That Came Out Wrong: Harrigan, crawling on a ledge high above the ground mutters, "You can do it. Like falling off a log." He quickly realizes those weren't the words he was looking for.
Title Drop: Keyes says "Well, we've prepared a trap for this predator."
The Man Behind the Man: Scarface starts out hunting street gangs before being led to their leader, Lucretia Borgia, who is being kept alive through the blood the Predator spilled on her way back in 1930, and then onto her son, Hunter.
Super Drowning Skills: If you fall/jump/lean in the water you instantly die, only to reappear seconds later a few feet away from where you descended to a watery doom. Possibly Justified, since with his armor and all, the Predator weighs about half a ton.
Timeline-Altering MacGuffin: In Concrete Jungle, Scarface leaves behind several pieces of his clan's technology during a hunt in New Way City.
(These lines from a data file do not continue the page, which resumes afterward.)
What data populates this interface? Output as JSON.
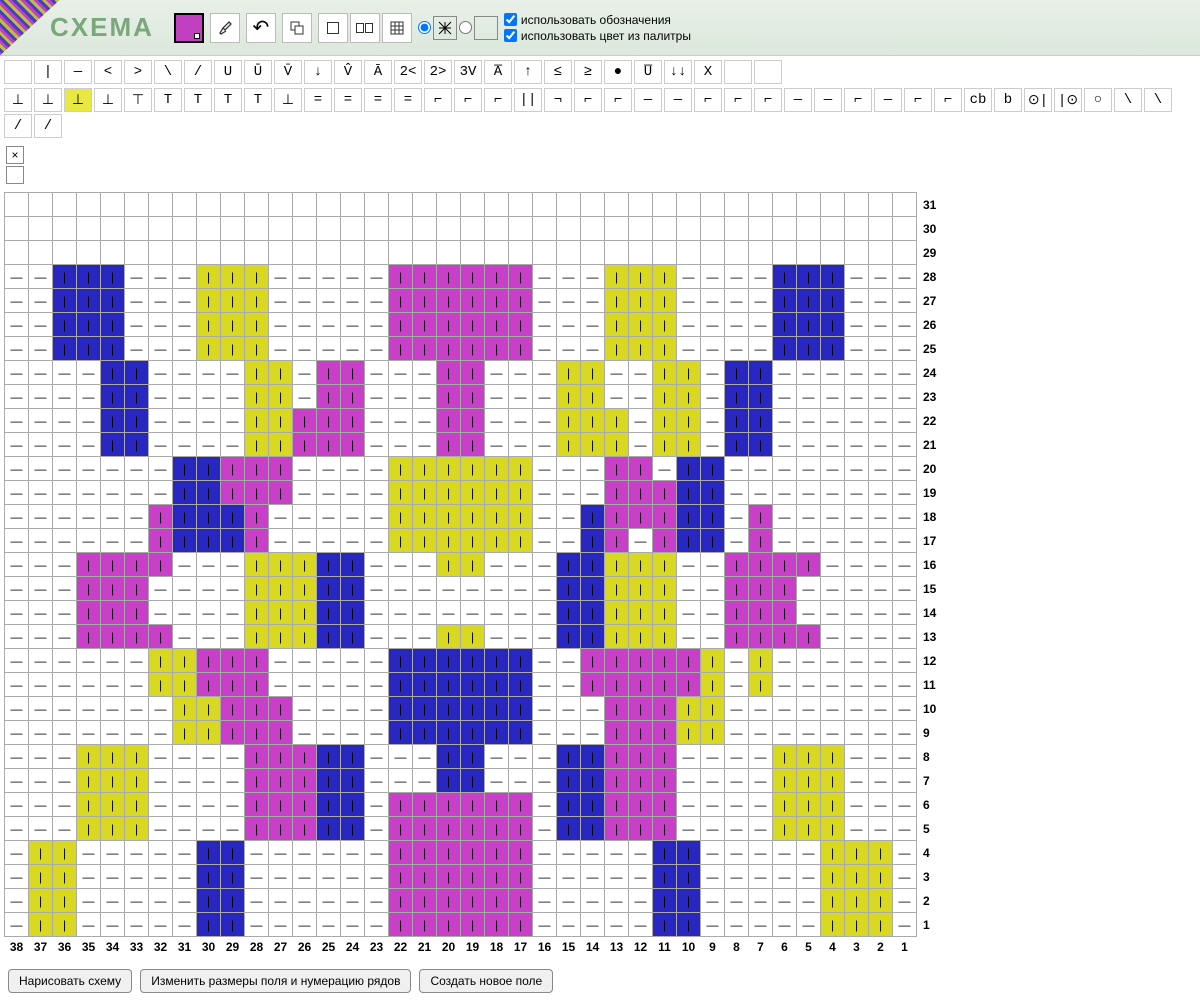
{
  "title": "CXEMA",
  "toolbar": {
    "fill_color": "#c840c8",
    "eyedropper": "eyedropper",
    "undo": "↶",
    "copy": "copy",
    "rect_outline": "▢",
    "rect_fill": "▬",
    "grid_single": "grid",
    "radio1_active": true,
    "radio2_active": false
  },
  "checkboxes": {
    "use_symbols": {
      "label": "использовать обозначения",
      "checked": true
    },
    "use_palette_color": {
      "label": "использовать цвет из палитры",
      "checked": true
    }
  },
  "symbol_rows": [
    [
      " ",
      "|",
      "—",
      "<",
      ">",
      "\\",
      "/",
      "U",
      "Ū",
      "V̄",
      "↓",
      "V̂",
      "Ā",
      "2<",
      "2>",
      "3V",
      "A̅",
      "↑",
      "≤",
      "≥",
      "●",
      "U̅",
      "↓↓",
      "X",
      " ",
      " "
    ],
    [
      "⊥",
      "⊥",
      "⊥",
      "⊥",
      "⊤",
      "T",
      "T",
      "T",
      "T",
      "⊥",
      "=",
      "=",
      "=",
      "=",
      "⌐",
      "⌐",
      "⌐",
      "||",
      "¬",
      "⌐",
      "⌐",
      "—",
      "—",
      "⌐",
      "⌐",
      "⌐",
      "—",
      "—",
      "⌐",
      "—",
      "⌐",
      "⌐",
      "cb",
      "b",
      "⊙|",
      "|⊙",
      "○",
      "\\",
      "\\",
      "/",
      "/"
    ]
  ],
  "symbol_selected": {
    "row": 1,
    "col": 2
  },
  "extra": {
    "close": "×",
    "blank": ""
  },
  "grid": {
    "rows": 31,
    "cols": 38,
    "row_labels_right": [
      31,
      30,
      29,
      28,
      27,
      26,
      25,
      24,
      23,
      22,
      21,
      20,
      19,
      18,
      17,
      16,
      15,
      14,
      13,
      12,
      11,
      10,
      9,
      8,
      7,
      6,
      5,
      4,
      3,
      2,
      1
    ],
    "col_labels_bottom": [
      38,
      37,
      36,
      35,
      34,
      33,
      32,
      31,
      30,
      29,
      28,
      27,
      26,
      25,
      24,
      23,
      22,
      21,
      20,
      19,
      18,
      17,
      16,
      15,
      14,
      13,
      12,
      11,
      10,
      9,
      8,
      7,
      6,
      5,
      4,
      3,
      2,
      1
    ],
    "colors": {
      "m": "#c840c8",
      "b": "#2828c0",
      "y": "#d8d820"
    },
    "cells": {
      "28": {
        "36": "b",
        "35": "b",
        "34": "b",
        "30": "y",
        "29": "y",
        "28": "y",
        "22": "m",
        "21": "m",
        "20": "m",
        "19": "m",
        "18": "m",
        "17": "m",
        "13": "y",
        "12": "y",
        "11": "y",
        "6": "b",
        "5": "b",
        "4": "b"
      },
      "27": {
        "36": "b",
        "35": "b",
        "34": "b",
        "30": "y",
        "29": "y",
        "28": "y",
        "22": "m",
        "21": "m",
        "20": "m",
        "19": "m",
        "18": "m",
        "17": "m",
        "13": "y",
        "12": "y",
        "11": "y",
        "6": "b",
        "5": "b",
        "4": "b"
      },
      "26": {
        "36": "b",
        "35": "b",
        "34": "b",
        "30": "y",
        "29": "y",
        "28": "y",
        "22": "m",
        "21": "m",
        "20": "m",
        "19": "m",
        "18": "m",
        "17": "m",
        "13": "y",
        "12": "y",
        "11": "y",
        "6": "b",
        "5": "b",
        "4": "b"
      },
      "25": {
        "36": "b",
        "35": "b",
        "34": "b",
        "30": "y",
        "29": "y",
        "28": "y",
        "22": "m",
        "21": "m",
        "20": "m",
        "19": "m",
        "18": "m",
        "17": "m",
        "13": "y",
        "12": "y",
        "11": "y",
        "6": "b",
        "5": "b",
        "4": "b"
      },
      "24": {
        "34": "b",
        "33": "b",
        "28": "y",
        "27": "y",
        "25": "m",
        "24": "m",
        "20": "m",
        "19": "m",
        "15": "y",
        "14": "y",
        "11": "y",
        "10": "y",
        "8": "b",
        "7": "b"
      },
      "23": {
        "34": "b",
        "33": "b",
        "28": "y",
        "27": "y",
        "25": "m",
        "24": "m",
        "20": "m",
        "19": "m",
        "15": "y",
        "14": "y",
        "11": "y",
        "10": "y",
        "8": "b",
        "7": "b"
      },
      "22": {
        "34": "b",
        "33": "b",
        "28": "y",
        "27": "y",
        "26": "m",
        "25": "m",
        "24": "m",
        "20": "m",
        "19": "m",
        "15": "y",
        "14": "y",
        "13": "y",
        "11": "y",
        "10": "y",
        "8": "b",
        "7": "b"
      },
      "21": {
        "34": "b",
        "33": "b",
        "28": "y",
        "27": "y",
        "26": "m",
        "25": "m",
        "24": "m",
        "20": "m",
        "19": "m",
        "15": "y",
        "14": "y",
        "13": "y",
        "11": "y",
        "10": "y",
        "8": "b",
        "7": "b"
      },
      "20": {
        "31": "b",
        "30": "b",
        "29": "m",
        "28": "m",
        "27": "m",
        "22": "y",
        "21": "y",
        "20": "y",
        "19": "y",
        "18": "y",
        "17": "y",
        "13": "m",
        "12": "m",
        "10": "b",
        "9": "b"
      },
      "19": {
        "31": "b",
        "30": "b",
        "29": "m",
        "28": "m",
        "27": "m",
        "22": "y",
        "21": "y",
        "20": "y",
        "19": "y",
        "18": "y",
        "17": "y",
        "13": "m",
        "12": "m",
        "11": "m",
        "10": "b",
        "9": "b"
      },
      "18": {
        "32": "m",
        "31": "b",
        "30": "b",
        "29": "b",
        "28": "m",
        "22": "y",
        "21": "y",
        "20": "y",
        "19": "y",
        "18": "y",
        "17": "y",
        "14": "b",
        "13": "m",
        "12": "m",
        "11": "m",
        "10": "b",
        "9": "b",
        "7": "m"
      },
      "17": {
        "32": "m",
        "31": "b",
        "30": "b",
        "29": "b",
        "28": "m",
        "22": "y",
        "21": "y",
        "20": "y",
        "19": "y",
        "18": "y",
        "17": "y",
        "14": "b",
        "13": "m",
        "11": "m",
        "10": "b",
        "9": "b",
        "7": "m"
      },
      "16": {
        "35": "m",
        "34": "m",
        "33": "m",
        "32": "m",
        "28": "y",
        "27": "y",
        "26": "y",
        "25": "b",
        "24": "b",
        "20": "y",
        "19": "y",
        "15": "b",
        "14": "b",
        "13": "y",
        "12": "y",
        "11": "y",
        "8": "m",
        "7": "m",
        "6": "m",
        "5": "m"
      },
      "15": {
        "35": "m",
        "34": "m",
        "33": "m",
        "28": "y",
        "27": "y",
        "26": "y",
        "25": "b",
        "24": "b",
        "15": "b",
        "14": "b",
        "13": "y",
        "12": "y",
        "11": "y",
        "8": "m",
        "7": "m",
        "6": "m"
      },
      "14": {
        "35": "m",
        "34": "m",
        "33": "m",
        "28": "y",
        "27": "y",
        "26": "y",
        "25": "b",
        "24": "b",
        "15": "b",
        "14": "b",
        "13": "y",
        "12": "y",
        "11": "y",
        "8": "m",
        "7": "m",
        "6": "m"
      },
      "13": {
        "35": "m",
        "34": "m",
        "33": "m",
        "32": "m",
        "28": "y",
        "27": "y",
        "26": "y",
        "25": "b",
        "24": "b",
        "20": "y",
        "19": "y",
        "15": "b",
        "14": "b",
        "13": "y",
        "12": "y",
        "11": "y",
        "8": "m",
        "7": "m",
        "6": "m",
        "5": "m"
      },
      "12": {
        "32": "y",
        "31": "y",
        "30": "m",
        "29": "m",
        "28": "m",
        "22": "b",
        "21": "b",
        "20": "b",
        "19": "b",
        "18": "b",
        "17": "b",
        "14": "m",
        "13": "m",
        "12": "m",
        "11": "m",
        "10": "m",
        "9": "y",
        "7": "y"
      },
      "11": {
        "32": "y",
        "31": "y",
        "30": "m",
        "29": "m",
        "28": "m",
        "22": "b",
        "21": "b",
        "20": "b",
        "19": "b",
        "18": "b",
        "17": "b",
        "14": "m",
        "13": "m",
        "12": "m",
        "11": "m",
        "10": "m",
        "9": "y",
        "7": "y"
      },
      "10": {
        "31": "y",
        "30": "y",
        "29": "m",
        "28": "m",
        "27": "m",
        "22": "b",
        "21": "b",
        "20": "b",
        "19": "b",
        "18": "b",
        "17": "b",
        "13": "m",
        "12": "m",
        "11": "m",
        "10": "y",
        "9": "y"
      },
      "9": {
        "31": "y",
        "30": "y",
        "29": "m",
        "28": "m",
        "27": "m",
        "22": "b",
        "21": "b",
        "20": "b",
        "19": "b",
        "18": "b",
        "17": "b",
        "13": "m",
        "12": "m",
        "11": "m",
        "10": "y",
        "9": "y"
      },
      "8": {
        "35": "y",
        "34": "y",
        "33": "y",
        "28": "m",
        "27": "m",
        "26": "m",
        "25": "b",
        "24": "b",
        "20": "b",
        "19": "b",
        "15": "b",
        "14": "b",
        "13": "m",
        "12": "m",
        "11": "m",
        "6": "y",
        "5": "y",
        "4": "y"
      },
      "7": {
        "35": "y",
        "34": "y",
        "33": "y",
        "28": "m",
        "27": "m",
        "26": "m",
        "25": "b",
        "24": "b",
        "20": "b",
        "19": "b",
        "15": "b",
        "14": "b",
        "13": "m",
        "12": "m",
        "11": "m",
        "6": "y",
        "5": "y",
        "4": "y"
      },
      "6": {
        "35": "y",
        "34": "y",
        "33": "y",
        "28": "m",
        "27": "m",
        "26": "m",
        "25": "b",
        "24": "b",
        "22": "m",
        "21": "m",
        "20": "m",
        "19": "m",
        "18": "m",
        "17": "m",
        "15": "b",
        "14": "b",
        "13": "m",
        "12": "m",
        "11": "m",
        "6": "y",
        "5": "y",
        "4": "y"
      },
      "5": {
        "35": "y",
        "34": "y",
        "33": "y",
        "28": "m",
        "27": "m",
        "26": "m",
        "25": "b",
        "24": "b",
        "22": "m",
        "21": "m",
        "20": "m",
        "19": "m",
        "18": "m",
        "17": "m",
        "15": "b",
        "14": "b",
        "13": "m",
        "12": "m",
        "11": "m",
        "6": "y",
        "5": "y",
        "4": "y"
      },
      "4": {
        "37": "y",
        "36": "y",
        "30": "b",
        "29": "b",
        "22": "m",
        "21": "m",
        "20": "m",
        "19": "m",
        "18": "m",
        "17": "m",
        "11": "b",
        "10": "b",
        "4": "y",
        "3": "y",
        "2": "y"
      },
      "3": {
        "37": "y",
        "36": "y",
        "30": "b",
        "29": "b",
        "22": "m",
        "21": "m",
        "20": "m",
        "19": "m",
        "18": "m",
        "17": "m",
        "11": "b",
        "10": "b",
        "4": "y",
        "3": "y",
        "2": "y"
      },
      "2": {
        "37": "y",
        "36": "y",
        "30": "b",
        "29": "b",
        "22": "m",
        "21": "m",
        "20": "m",
        "19": "m",
        "18": "m",
        "17": "m",
        "11": "b",
        "10": "b",
        "4": "y",
        "3": "y",
        "2": "y"
      },
      "1": {
        "37": "y",
        "36": "y",
        "30": "b",
        "29": "b",
        "22": "m",
        "21": "m",
        "20": "m",
        "19": "m",
        "18": "m",
        "17": "m",
        "11": "b",
        "10": "b",
        "4": "y",
        "3": "y",
        "2": "y"
      }
    },
    "stitch_rows_knit": [
      1,
      3,
      5,
      7,
      9,
      11,
      13,
      15,
      17,
      19,
      21,
      23,
      25,
      27,
      28
    ],
    "stitch_rows_purl_block": [
      2,
      4,
      6,
      8,
      10,
      12,
      14,
      16,
      18,
      20,
      22,
      24,
      26
    ]
  },
  "footer": {
    "draw": "Нарисовать схему",
    "resize": "Изменить размеры поля и нумерацию рядов",
    "new": "Создать новое поле"
  }
}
When he is recovered from the planet he was exiled to (a century later), he learns that he unintentionally kickstarted an entire technological revolution that has resulted in cyborgs, flying cars and much more.
Video Game Cruelty Potential: Part of the game's charm is that you can do just about any move any of the titular creatures did in the films: taunt them from high-up ledges and watch as they freak out, execute any one of a dozen different finishing moves - while their teammates look on, hang bodies up to scare NPC's or pick off enemies before retreating and watching them freak.